If you suspect that your dog has consumed anything containing xylitol, get in touch with your veterinarian or contact the pet poison hotline.
Do not try to induce vomiting unless your veterinarian recommends doing so because that can make the situation worse. It’s vital to get swift treatment from your veterinarian.
Can dogs recover from xylitol poisoning?
With immediate treatment, dogs usually respond well. Treatment options include sugar supplements, liver support therapy, and intravenous fluids.
Dogs that are treated before symptoms develop usually respond well to treatment. Dogs that develop uncomplicated hypoglycemia also respond well to treatment because it can be easily reversed.
The bad news is that some dogs develop other serious complications including liver failure and bleeding. In that case, the prognosis is generally poor.
How is xylitol poisoning treated?
The treatment is broad but it may include the following:
Using intravenous (IV) dextrose for dogs if they are hypoglycemic.
Inducing vomiting to release the remaining undigested food. Make sure your vet skips using charcoal.

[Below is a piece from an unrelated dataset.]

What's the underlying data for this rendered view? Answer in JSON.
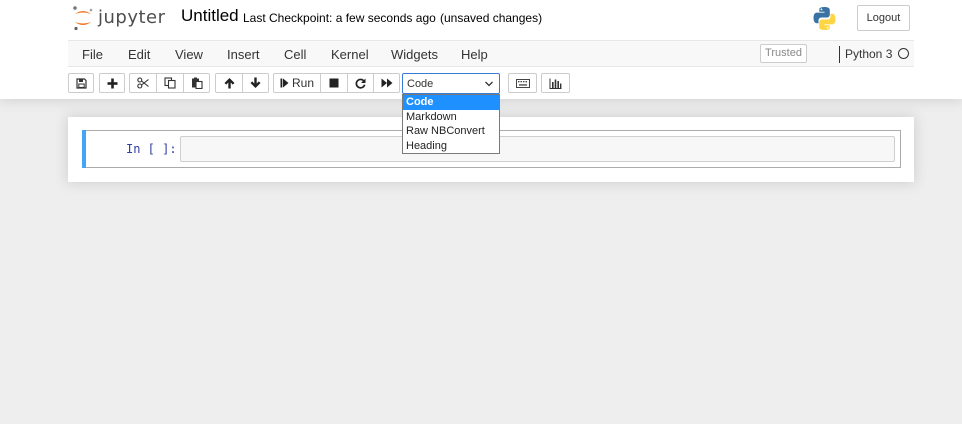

Hospitalizing your dog for IV fluids, symptomatic supportive care, and dextrose supplements.
Your vet also will need to carefully monitor your dog’s blood levels. Liver protectants also are vital for dogs that ingest levels that approach liver-toxic amounts.
Lina Ross, M.Phil., D.V.M., works as an online vet. She has special interests in internal medicine and dentistry. Lina has been a medical, veterinary, and science editor for the past five years. Lina loves to garden when she isn’t working and spending time with family and friends. Her favorite animals are dogs. She has a purebred chocolate Lab named Hazel.